Disc Replacements can be performed in the cervical or lumbar spine. The outcomes are typically better in the cervical spine versus the lumbar spine. Disc replacements are an alternative to spinal fusion. It is used if the primary problem is disc degeneration or disc bulging/herniation in the absence of significant arthritis in the facet joints. Theoretically, disc replacement can preserve motion and decrease adjacent segment degeneration. However, these advantages are largely theoretical and unproven thus far.
In disc replacement surgery the disc is removed. A motion preservation device is inserted into the disc space that allows for flexion/extension and rotation through the device. The bone of the vertebrae grow into the devices surface holding it in place.
Depending on how many levels and the location, could be outpatient or require an overnight stay in the hospital.
While not technically minimally invasive, care will be made to keep incisions and tissue disruption to a minimum.
This procedure will cause minimal blood loss with limited tissue disruption.
Patients are usually up and walking hours after surgery. Often back to work 1 week after surgery. No heavy lifting, twisting or bending for 6 weeks.
The procedure is approximately 60 minutes.
Not all patients and procedures are the same.
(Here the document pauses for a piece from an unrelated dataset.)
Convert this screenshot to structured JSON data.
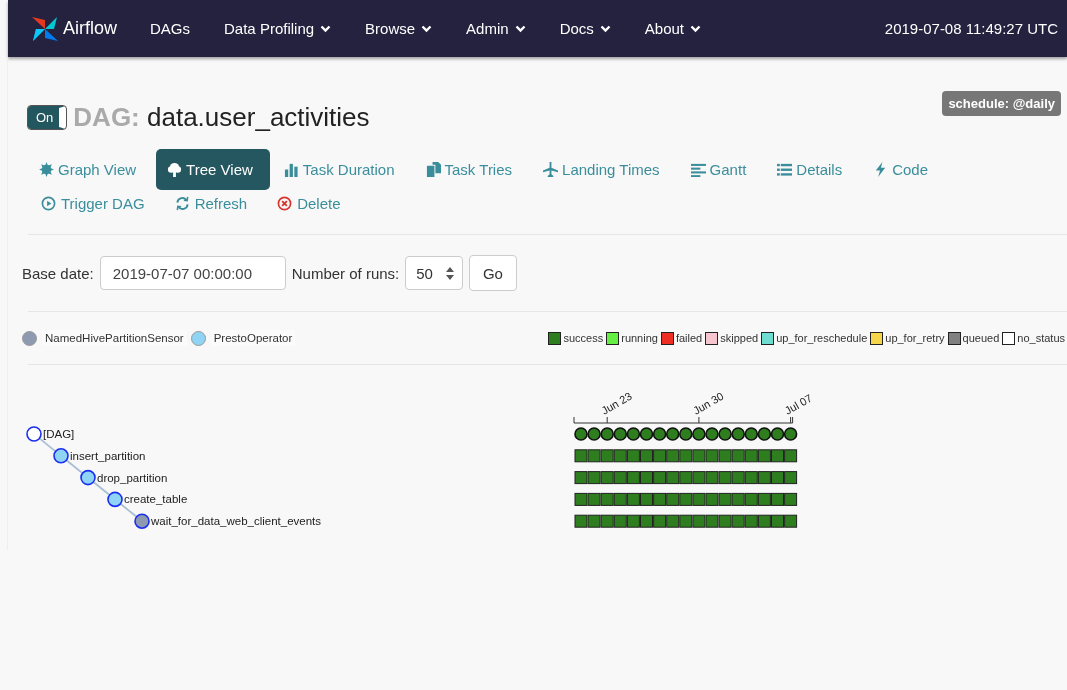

The above is an example of what the typical patient can expect from some minimally invasive procedures.